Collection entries
══════════════════════════════

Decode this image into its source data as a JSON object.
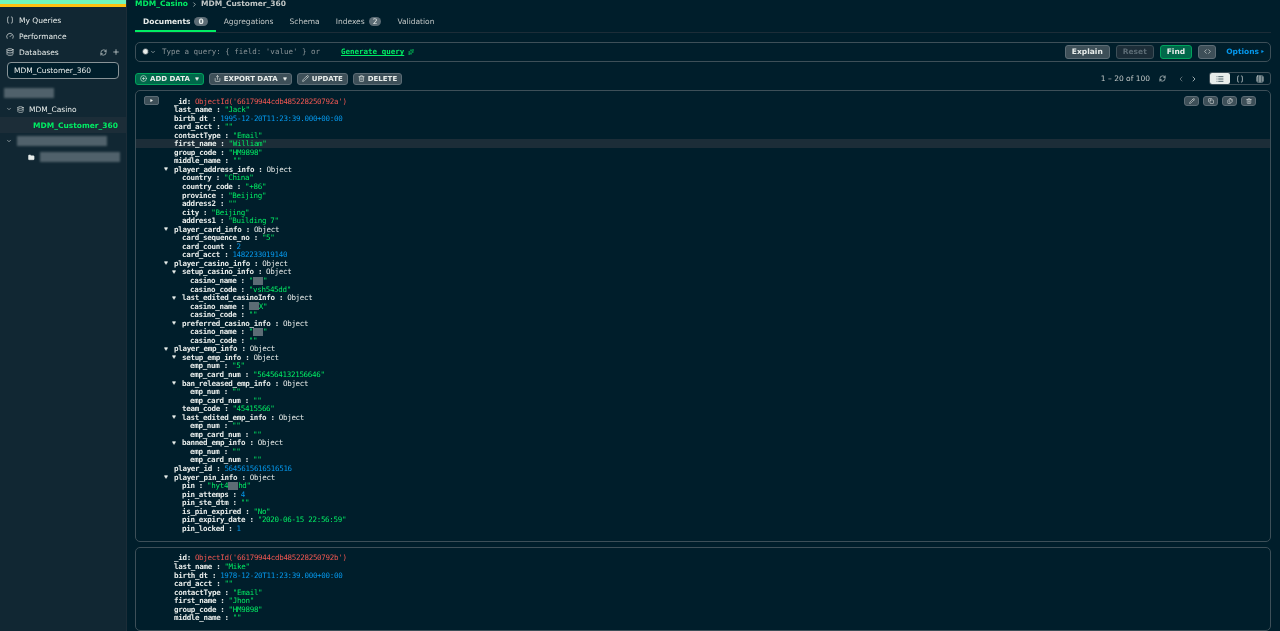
{
  "sidebar": {
    "nav": [
      {
        "label": "My Queries"
      },
      {
        "label": "Performance"
      }
    ],
    "databases_label": "Databases",
    "filter_value": "MDM_Customer_360",
    "tree": [
      {
        "kind": "redacted"
      },
      {
        "kind": "database",
        "label": "MDM_Casino",
        "expanded": true,
        "children": [
          {
            "label": "MDM_Customer_360",
            "selected": true
          }
        ]
      },
      {
        "kind": "redacted_database",
        "expanded": true
      }
    ]
  },
  "breadcrumb": {
    "database": "MDM_Casino",
    "collection": "MDM_Customer_360"
  },
  "tabs": [
    {
      "label": "Documents",
      "count": "0",
      "selected": true
    },
    {
      "label": "Aggregations",
      "selected": false
    },
    {
      "label": "Schema",
      "selected": false
    },
    {
      "label": "Indexes",
      "count": "2",
      "selected": false
    },
    {
      "label": "Validation",
      "selected": false
    }
  ],
  "query": {
    "placeholder": "Type a query: { field: 'value' } or",
    "generate_link": "Generate query",
    "buttons": [
      {
        "label": "Explain",
        "kind": "default"
      },
      {
        "label": "Reset",
        "kind": "disabled"
      },
      {
        "label": "Find",
        "kind": "primary"
      }
    ],
    "options": "Options"
  },
  "toolbar": {
    "buttons": [
      {
        "label": "ADD DATA",
        "kind": "primary",
        "caret": true
      },
      {
        "label": "EXPORT DATA",
        "kind": "default",
        "caret": true
      },
      {
        "label": "UPDATE",
        "kind": "default",
        "caret": false
      },
      {
        "label": "DELETE",
        "kind": "default",
        "caret": false
      }
    ],
    "pagination": "1 – 20 of 100",
    "views": [
      {
        "selected": true
      },
      {
        "selected": false
      },
      {
        "selected": false
      }
    ]
  },
  "documents": [
    {
      "actions": true,
      "fields": [
        {
          "key": "_id:",
          "kind": "objectid",
          "value": "ObjectId('66179944cdb485228250792a')"
        },
        {
          "key": "last_name :",
          "kind": "string",
          "value": "\"Jack\""
        },
        {
          "key": "birth_dt :",
          "kind": "date",
          "value": "1995-12-20T11:23:39.000+00:00"
        },
        {
          "key": "card_acct :",
          "kind": "string",
          "value": "\"\""
        },
        {
          "key": "contactType :",
          "kind": "string",
          "value": "\"Email\""
        },
        {
          "key": "first_name :",
          "kind": "string",
          "value": "\"William\"",
          "highlighted": true
        },
        {
          "key": "group_code :",
          "kind": "string",
          "value": "\"HM9898\""
        },
        {
          "key": "middle_name :",
          "kind": "string",
          "value": "\"\""
        },
        {
          "key": "player_address_info :",
          "kind": "object",
          "value": "Object",
          "expanded": true,
          "children": [
            {
              "key": "country :",
              "kind": "string",
              "value": "\"China\""
            },
            {
              "key": "country_code :",
              "kind": "string",
              "value": "\"+86\""
            },
            {
              "key": "province :",
              "kind": "string",
              "value": "\"Beijing\""
            },
            {
              "key": "address2 :",
              "kind": "string",
              "value": "\"\""
            },
            {
              "key": "city :",
              "kind": "string",
              "value": "\"Beijing\""
            },
            {
              "key": "address1 :",
              "kind": "string",
              "value": "\"Building 7\""
            }
          ]
        },
        {
          "key": "player_card_info :",
          "kind": "object",
          "value": "Object",
          "expanded": true,
          "children": [
            {
              "key": "card_sequence_no :",
              "kind": "string",
              "value": "\"5\""
            },
            {
              "key": "card_count :",
              "kind": "number",
              "value": "2"
            },
            {
              "key": "card_acct :",
              "kind": "number",
              "value": "1482233019140"
            }
          ]
        },
        {
          "key": "player_casino_info :",
          "kind": "object",
          "value": "Object",
          "expanded": true,
          "children": [
            {
              "key": "setup_casino_info :",
              "kind": "object",
              "value": "Object",
              "expanded": true,
              "children": [
                {
                  "key": "casino_name :",
                  "kind": "redacted",
                  "value": "\"",
                  "value_after": "\""
                },
                {
                  "key": "casino_code :",
                  "kind": "string",
                  "value": "\"vsh545dd\""
                }
              ]
            },
            {
              "key": "last_edited_casinoInfo :",
              "kind": "object",
              "value": "Object",
              "expanded": true,
              "children": [
                {
                  "key": "casino_name :",
                  "kind": "redacted",
                  "value_after": "X\""
                },
                {
                  "key": "casino_code :",
                  "kind": "string",
                  "value": "\"\""
                }
              ]
            },
            {
              "key": "preferred_casino_info :",
              "kind": "object",
              "value": "Object",
              "expanded": true,
              "children": [
                {
                  "key": "casino_name :",
                  "kind": "redacted",
                  "value": "\"",
                  "value_after": "\""
                },
                {
                  "key": "casino_code :",
                  "kind": "string",
                  "value": "\"\""
                }
              ]
            }
          ]
        },
        {
          "key": "player_emp_info :",
          "kind": "object",
          "value": "Object",
          "expanded": true,
          "children": [
            {
              "key": "setup_emp_info :",
              "kind": "object",
              "value": "Object",
              "expanded": true,
              "children": [
                {
                  "key": "emp_num :",
                  "kind": "string",
                  "value": "\"5\""
                },
                {
                  "key": "emp_card_num :",
                  "kind": "string",
                  "value": "\"564564132156646\""
                }
              ]
            },
            {
              "key": "ban_released_emp_info :",
              "kind": "object",
              "value": "Object",
              "expanded": true,
              "children": [
                {
                  "key": "emp_num :",
                  "kind": "string",
                  "value": "\"\""
                },
                {
                  "key": "emp_card_num :",
                  "kind": "string",
                  "value": "\"\""
                }
              ]
            },
            {
              "key": "team_code :",
              "kind": "string",
              "value": "\"45415566\""
            },
            {
              "key": "last_edited_emp_info :",
              "kind": "object",
              "value": "Object",
              "expanded": true,
              "children": [
                {
                  "key": "emp_num :",
                  "kind": "string",
                  "value": "\"\""
                },
                {
                  "key": "emp_card_num :",
                  "kind": "string",
                  "value": "\"\""
                }
              ]
            },
            {
              "key": "banned_emp_info :",
              "kind": "object",
              "value": "Object",
              "expanded": true,
              "children": [
                {
                  "key": "emp_num :",
                  "kind": "string",
                  "value": "\"\""
                },
                {
                  "key": "emp_card_num :",
                  "kind": "string",
                  "value": "\"\""
                }
              ]
            }
          ]
        },
        {
          "key": "player_id :",
          "kind": "number",
          "value": "5645615616516516"
        },
        {
          "key": "player_pin_info :",
          "kind": "object",
          "value": "Object",
          "expanded": true,
          "children": [
            {
              "key": "pin :",
              "kind": "redacted",
              "value": "\"hyt4",
              "value_after": "hd\""
            },
            {
              "key": "pin_attemps :",
              "kind": "number",
              "value": "4"
            },
            {
              "key": "pin_ste_dtm :",
              "kind": "string",
              "value": "\"\""
            },
            {
              "key": "is_pin_expired :",
              "kind": "string",
              "value": "\"No\""
            },
            {
              "key": "pin_expiry_date :",
              "kind": "string",
              "value": "\"2020-06-15 22:56:59\""
            },
            {
              "key": "pin_locked :",
              "kind": "number",
              "value": "1"
            }
          ]
        }
      ]
    },
    {
      "actions": false,
      "fields": [
        {
          "key": "_id:",
          "kind": "objectid",
          "value": "ObjectId('66179944cdb485228250792b')"
        },
        {
          "key": "last_name :",
          "kind": "string",
          "value": "\"Mike\""
        },
        {
          "key": "birth_dt :",
          "kind": "date",
          "value": "1978-12-20T11:23:39.000+00:00"
        },
        {
          "key": "card_acct :",
          "kind": "string",
          "value": "\"\""
        },
        {
          "key": "contactType :",
          "kind": "string",
          "value": "\"Email\""
        },
        {
          "key": "first_name :",
          "kind": "string",
          "value": "\"Jhon\""
        },
        {
          "key": "group_code :",
          "kind": "string",
          "value": "\"HM9898\""
        },
        {
          "key": "middle_name :",
          "kind": "string",
          "value": "\"\""
        }
      ]
    }
  ]
}
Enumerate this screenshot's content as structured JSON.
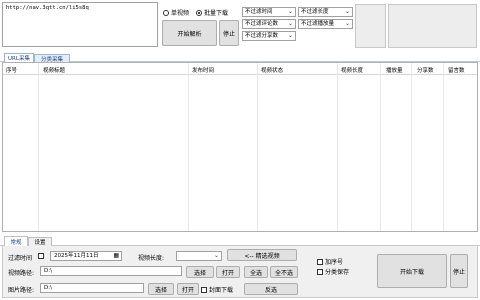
{
  "url_input": {
    "value": "http://nav.3qtt.cn/li5s8q"
  },
  "mode": {
    "single_label": "单视频",
    "batch_label": "批量下载",
    "selected": "batch"
  },
  "buttons": {
    "start_parse": "开始解析",
    "stop_top": "停止"
  },
  "filters": {
    "time": "不过滤时间",
    "length": "不过滤长度",
    "comments": "不过滤评论数",
    "plays": "不过滤播放量",
    "shares": "不过滤分享数"
  },
  "tabs_top": [
    "URL采集",
    "分类采集"
  ],
  "table": {
    "columns": [
      "序号",
      "视频标题",
      "发布时间",
      "视频状态",
      "视频长度",
      "播放量",
      "分享数",
      "留言数"
    ]
  },
  "tabs_bottom": [
    "常规",
    "设置"
  ],
  "form": {
    "filter_time_label": "过滤时间",
    "date_value": "2025年11月11日",
    "video_length_label": "视频长度:",
    "video_length_value": "",
    "select_video_button": "<-- 精选视频",
    "video_path_label": "视频路径:",
    "video_path_value": "D:\\",
    "image_path_label": "图片路径:",
    "image_path_value": "D:\\",
    "choose_button": "选择",
    "open_button": "打开",
    "select_all_button": "全选",
    "deselect_all_button": "全不选",
    "choose_button_2": "选择",
    "open_button_2": "打开",
    "cover_download_label": "封面下载",
    "invert_select_button": "反选",
    "add_serial_label": "加序号",
    "category_save_label": "分类保存",
    "start_download_button": "开始下载",
    "stop_bottom_button": "停止"
  }
}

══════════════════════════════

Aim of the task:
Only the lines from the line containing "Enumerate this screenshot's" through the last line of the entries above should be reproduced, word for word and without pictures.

Expected answer:
Enumerate this screenshot's content as structured JSON.
{
  "url_input": {
    "value": "http://nav.3qtt.cn/li5s8q"
  },
  "mode": {
    "single_label": "单视频",
    "batch_label": "批量下载",
    "selected": "batch"
  },
  "buttons": {
    "start_parse": "开始解析",
    "stop_top": "停止"
  },
  "filters": {
    "time": "不过滤时间",
    "length": "不过滤长度",
    "comments": "不过滤评论数",
    "plays": "不过滤播放量",
    "shares": "不过滤分享数"
  },
  "tabs_top": [
    "URL采集",
    "分类采集"
  ],
  "table": {
    "columns": [
      "序号",
      "视频标题",
      "发布时间",
      "视频状态",
      "视频长度",
      "播放量",
      "分享数",
      "留言数"
    ]
  },
  "tabs_bottom": [
    "常规",
    "设置"
  ],
  "form": {
    "filter_time_label": "过滤时间",
    "date_value": "2025年11月11日",
    "video_length_label": "视频长度:",
    "video_length_value": "",
    "select_video_button": "<-- 精选视频",
    "video_path_label": "视频路径:",
    "video_path_value": "D:\\",
    "image_path_label": "图片路径:",
    "image_path_value": "D:\\",
    "choose_button": "选择",
    "open_button": "打开",
    "select_all_button": "全选",
    "deselect_all_button": "全不选",
    "choose_button_2": "选择",
    "open_button_2": "打开",
    "cover_download_label": "封面下载",
    "invert_select_button": "反选",
    "add_serial_label": "加序号",
    "category_save_label": "分类保存",
    "start_download_button": "开始下载",
    "stop_bottom_button": "停止"
  }
}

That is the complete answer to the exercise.